[Dataset rows for apps and sites]

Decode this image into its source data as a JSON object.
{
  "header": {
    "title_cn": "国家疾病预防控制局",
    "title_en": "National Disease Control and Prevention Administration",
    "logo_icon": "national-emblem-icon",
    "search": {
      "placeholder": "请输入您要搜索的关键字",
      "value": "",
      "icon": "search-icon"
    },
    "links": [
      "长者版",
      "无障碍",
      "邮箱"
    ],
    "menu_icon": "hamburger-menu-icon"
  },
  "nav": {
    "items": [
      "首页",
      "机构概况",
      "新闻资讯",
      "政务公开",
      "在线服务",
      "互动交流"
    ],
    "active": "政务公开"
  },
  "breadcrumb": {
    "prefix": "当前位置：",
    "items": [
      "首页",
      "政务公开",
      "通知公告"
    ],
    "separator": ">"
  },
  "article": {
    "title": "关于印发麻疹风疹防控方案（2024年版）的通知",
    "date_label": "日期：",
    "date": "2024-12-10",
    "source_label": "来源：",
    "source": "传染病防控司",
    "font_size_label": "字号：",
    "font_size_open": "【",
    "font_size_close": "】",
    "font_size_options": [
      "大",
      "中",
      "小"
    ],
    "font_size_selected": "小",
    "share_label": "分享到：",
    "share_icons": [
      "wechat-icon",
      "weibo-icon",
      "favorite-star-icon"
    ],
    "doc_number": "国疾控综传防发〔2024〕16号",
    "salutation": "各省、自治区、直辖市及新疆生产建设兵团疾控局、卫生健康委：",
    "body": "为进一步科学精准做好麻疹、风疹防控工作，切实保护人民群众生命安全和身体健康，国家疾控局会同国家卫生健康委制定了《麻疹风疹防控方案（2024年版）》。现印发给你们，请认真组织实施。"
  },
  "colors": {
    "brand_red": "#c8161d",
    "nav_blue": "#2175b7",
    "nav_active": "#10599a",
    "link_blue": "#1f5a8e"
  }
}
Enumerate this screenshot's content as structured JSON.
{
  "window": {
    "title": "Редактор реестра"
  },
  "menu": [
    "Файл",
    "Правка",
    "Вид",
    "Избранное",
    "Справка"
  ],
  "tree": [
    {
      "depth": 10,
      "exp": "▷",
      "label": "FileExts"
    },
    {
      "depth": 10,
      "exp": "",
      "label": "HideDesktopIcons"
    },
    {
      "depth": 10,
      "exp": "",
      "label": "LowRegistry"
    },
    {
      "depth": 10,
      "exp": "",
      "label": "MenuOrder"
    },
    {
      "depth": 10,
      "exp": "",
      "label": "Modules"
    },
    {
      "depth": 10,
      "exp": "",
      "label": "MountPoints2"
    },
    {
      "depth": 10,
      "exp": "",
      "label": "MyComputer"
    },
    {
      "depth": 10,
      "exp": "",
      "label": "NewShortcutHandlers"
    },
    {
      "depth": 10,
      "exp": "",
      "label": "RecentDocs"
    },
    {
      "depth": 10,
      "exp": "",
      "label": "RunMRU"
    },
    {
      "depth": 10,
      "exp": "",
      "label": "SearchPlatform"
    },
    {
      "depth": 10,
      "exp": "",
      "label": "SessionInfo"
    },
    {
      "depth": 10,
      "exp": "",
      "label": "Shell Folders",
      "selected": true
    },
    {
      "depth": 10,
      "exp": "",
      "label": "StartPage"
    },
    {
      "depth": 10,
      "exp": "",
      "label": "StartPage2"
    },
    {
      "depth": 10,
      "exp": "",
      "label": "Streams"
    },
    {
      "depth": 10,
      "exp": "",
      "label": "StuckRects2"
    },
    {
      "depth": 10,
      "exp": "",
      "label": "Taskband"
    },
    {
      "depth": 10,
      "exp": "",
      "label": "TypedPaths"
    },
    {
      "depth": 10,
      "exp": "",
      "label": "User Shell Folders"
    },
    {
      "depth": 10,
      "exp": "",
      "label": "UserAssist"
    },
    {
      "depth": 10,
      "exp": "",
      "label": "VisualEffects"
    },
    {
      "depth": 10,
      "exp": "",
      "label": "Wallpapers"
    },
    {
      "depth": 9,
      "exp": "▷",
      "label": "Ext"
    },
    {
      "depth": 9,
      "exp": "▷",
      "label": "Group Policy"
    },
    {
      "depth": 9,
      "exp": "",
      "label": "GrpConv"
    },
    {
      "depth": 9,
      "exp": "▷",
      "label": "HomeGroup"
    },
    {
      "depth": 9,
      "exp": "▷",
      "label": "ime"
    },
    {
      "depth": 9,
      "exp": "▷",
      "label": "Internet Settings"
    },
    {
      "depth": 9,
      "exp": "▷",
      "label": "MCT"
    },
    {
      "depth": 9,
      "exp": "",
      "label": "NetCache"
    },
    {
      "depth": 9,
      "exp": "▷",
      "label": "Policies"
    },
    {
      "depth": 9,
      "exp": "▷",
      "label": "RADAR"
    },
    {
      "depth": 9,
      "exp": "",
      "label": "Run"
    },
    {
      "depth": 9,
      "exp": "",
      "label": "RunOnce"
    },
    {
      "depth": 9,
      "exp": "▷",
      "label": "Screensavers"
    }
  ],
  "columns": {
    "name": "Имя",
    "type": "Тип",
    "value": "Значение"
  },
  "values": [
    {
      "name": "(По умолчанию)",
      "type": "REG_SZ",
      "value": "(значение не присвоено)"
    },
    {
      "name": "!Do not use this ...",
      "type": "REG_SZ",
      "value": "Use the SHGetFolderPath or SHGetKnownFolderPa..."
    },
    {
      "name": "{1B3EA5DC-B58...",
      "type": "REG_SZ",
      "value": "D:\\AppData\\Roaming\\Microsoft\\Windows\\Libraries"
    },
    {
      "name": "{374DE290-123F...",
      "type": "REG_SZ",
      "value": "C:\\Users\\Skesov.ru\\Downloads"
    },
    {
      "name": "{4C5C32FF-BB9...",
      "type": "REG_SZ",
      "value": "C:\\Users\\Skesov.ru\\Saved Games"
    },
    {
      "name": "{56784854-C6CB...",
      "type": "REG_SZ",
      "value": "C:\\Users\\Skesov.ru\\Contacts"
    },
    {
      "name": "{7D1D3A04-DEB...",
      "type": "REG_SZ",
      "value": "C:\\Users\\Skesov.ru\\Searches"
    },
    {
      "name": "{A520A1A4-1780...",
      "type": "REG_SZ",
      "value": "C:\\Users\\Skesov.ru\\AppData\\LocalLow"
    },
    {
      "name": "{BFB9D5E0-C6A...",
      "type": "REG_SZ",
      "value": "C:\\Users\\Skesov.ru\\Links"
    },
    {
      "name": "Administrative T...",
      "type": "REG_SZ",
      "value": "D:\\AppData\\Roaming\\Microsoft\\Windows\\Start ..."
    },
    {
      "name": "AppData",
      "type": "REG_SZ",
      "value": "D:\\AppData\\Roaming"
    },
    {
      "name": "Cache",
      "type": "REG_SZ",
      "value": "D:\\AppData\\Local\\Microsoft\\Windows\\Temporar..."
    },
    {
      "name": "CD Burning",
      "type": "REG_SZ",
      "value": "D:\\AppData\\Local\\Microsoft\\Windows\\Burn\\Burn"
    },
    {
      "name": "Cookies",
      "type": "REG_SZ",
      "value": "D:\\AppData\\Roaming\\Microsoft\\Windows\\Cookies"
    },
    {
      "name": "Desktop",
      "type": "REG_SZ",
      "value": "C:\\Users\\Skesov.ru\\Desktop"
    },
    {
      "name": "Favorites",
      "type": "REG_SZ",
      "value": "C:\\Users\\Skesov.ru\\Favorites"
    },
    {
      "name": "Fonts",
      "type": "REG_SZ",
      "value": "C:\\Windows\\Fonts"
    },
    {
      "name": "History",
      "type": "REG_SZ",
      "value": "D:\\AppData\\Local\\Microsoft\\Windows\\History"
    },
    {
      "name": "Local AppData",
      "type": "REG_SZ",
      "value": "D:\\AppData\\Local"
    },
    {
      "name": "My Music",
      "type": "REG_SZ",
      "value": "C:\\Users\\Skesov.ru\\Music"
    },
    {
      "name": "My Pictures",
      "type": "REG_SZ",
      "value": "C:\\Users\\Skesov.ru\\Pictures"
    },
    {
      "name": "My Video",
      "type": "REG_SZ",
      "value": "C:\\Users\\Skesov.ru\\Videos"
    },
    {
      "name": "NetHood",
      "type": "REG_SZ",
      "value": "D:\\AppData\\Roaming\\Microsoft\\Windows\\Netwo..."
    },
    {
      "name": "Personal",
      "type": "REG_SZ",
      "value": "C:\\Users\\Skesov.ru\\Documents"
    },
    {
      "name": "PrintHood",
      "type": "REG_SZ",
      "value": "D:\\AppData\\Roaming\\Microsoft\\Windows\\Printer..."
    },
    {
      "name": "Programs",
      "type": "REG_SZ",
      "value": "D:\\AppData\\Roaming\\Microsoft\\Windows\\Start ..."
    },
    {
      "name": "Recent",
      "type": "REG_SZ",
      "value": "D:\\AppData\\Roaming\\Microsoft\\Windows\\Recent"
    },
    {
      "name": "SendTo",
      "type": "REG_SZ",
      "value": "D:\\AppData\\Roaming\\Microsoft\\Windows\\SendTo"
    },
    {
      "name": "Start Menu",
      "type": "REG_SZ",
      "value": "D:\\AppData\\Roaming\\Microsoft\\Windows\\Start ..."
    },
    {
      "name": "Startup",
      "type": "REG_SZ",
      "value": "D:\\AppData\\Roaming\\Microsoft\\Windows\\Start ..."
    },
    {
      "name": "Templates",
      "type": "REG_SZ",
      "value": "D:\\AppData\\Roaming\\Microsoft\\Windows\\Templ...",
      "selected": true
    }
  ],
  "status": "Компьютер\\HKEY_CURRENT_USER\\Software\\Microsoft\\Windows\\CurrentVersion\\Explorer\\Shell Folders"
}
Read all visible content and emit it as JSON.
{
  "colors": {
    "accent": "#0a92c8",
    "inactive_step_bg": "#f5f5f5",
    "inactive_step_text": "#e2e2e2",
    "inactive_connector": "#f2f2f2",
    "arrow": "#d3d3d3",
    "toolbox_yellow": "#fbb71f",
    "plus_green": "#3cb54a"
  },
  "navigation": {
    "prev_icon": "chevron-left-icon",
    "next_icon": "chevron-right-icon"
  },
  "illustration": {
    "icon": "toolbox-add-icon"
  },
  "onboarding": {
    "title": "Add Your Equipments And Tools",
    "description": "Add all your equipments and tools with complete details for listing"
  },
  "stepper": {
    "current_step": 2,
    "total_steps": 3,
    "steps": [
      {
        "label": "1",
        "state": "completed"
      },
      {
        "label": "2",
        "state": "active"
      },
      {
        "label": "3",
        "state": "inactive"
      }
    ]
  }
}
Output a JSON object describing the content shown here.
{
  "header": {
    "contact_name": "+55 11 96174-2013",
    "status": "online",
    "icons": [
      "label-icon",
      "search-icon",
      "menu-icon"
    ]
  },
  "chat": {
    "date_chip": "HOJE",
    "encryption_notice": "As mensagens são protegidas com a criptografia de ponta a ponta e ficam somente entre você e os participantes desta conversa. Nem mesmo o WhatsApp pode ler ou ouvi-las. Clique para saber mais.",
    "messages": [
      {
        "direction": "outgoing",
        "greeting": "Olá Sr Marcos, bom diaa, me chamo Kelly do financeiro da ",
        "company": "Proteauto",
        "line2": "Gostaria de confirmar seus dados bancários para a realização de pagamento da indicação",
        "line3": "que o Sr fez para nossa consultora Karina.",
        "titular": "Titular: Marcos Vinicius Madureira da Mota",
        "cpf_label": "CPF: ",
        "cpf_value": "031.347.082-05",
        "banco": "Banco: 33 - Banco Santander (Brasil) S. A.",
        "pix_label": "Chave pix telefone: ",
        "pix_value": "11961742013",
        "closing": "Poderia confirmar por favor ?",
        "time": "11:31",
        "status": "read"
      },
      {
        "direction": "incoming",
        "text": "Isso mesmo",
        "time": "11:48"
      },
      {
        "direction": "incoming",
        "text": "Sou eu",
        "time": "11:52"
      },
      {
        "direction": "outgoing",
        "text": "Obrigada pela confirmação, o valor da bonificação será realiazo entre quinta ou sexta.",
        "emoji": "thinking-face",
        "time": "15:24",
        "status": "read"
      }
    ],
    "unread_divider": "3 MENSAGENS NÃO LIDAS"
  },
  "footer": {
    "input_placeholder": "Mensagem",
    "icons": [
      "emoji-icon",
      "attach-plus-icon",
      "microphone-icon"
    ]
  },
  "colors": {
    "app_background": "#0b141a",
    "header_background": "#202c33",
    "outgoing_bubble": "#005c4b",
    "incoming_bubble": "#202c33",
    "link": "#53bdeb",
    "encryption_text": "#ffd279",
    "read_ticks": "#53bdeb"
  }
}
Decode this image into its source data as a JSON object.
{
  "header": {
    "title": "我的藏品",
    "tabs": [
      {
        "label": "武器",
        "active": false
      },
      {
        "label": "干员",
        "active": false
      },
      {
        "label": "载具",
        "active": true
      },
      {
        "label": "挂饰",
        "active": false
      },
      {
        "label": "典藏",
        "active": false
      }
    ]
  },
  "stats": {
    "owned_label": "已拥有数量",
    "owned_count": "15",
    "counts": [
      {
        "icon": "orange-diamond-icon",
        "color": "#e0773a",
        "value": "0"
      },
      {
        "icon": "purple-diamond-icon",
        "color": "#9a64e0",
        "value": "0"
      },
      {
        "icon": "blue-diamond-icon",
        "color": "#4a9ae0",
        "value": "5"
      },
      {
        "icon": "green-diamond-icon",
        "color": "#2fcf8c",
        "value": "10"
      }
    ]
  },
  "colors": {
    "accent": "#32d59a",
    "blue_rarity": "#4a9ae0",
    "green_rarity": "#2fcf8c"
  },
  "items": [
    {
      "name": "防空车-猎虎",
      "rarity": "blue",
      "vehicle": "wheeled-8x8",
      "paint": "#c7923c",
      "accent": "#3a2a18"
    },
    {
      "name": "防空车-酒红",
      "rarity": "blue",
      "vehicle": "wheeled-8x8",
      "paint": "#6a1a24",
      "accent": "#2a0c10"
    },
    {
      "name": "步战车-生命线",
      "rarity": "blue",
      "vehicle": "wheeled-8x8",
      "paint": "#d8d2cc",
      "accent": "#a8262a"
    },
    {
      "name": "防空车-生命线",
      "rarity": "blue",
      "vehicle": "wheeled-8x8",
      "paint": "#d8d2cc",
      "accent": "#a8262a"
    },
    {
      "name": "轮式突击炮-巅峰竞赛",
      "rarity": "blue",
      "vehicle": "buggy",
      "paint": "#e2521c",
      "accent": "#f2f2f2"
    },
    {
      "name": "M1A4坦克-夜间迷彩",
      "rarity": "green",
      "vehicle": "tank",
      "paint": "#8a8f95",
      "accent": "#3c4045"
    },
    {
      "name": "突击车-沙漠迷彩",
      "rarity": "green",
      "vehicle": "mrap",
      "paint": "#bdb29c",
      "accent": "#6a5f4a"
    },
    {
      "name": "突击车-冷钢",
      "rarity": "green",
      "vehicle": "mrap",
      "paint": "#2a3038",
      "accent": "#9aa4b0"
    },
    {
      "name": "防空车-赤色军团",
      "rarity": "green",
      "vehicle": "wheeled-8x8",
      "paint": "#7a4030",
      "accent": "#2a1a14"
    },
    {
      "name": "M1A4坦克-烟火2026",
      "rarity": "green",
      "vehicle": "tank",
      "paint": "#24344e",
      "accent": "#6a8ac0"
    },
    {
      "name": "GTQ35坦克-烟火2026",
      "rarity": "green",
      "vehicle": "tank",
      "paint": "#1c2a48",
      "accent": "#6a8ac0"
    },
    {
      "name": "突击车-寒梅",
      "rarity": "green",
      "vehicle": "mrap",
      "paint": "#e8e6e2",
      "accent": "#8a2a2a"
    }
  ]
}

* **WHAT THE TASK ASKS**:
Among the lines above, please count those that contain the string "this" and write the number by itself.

* **RESULT**:
4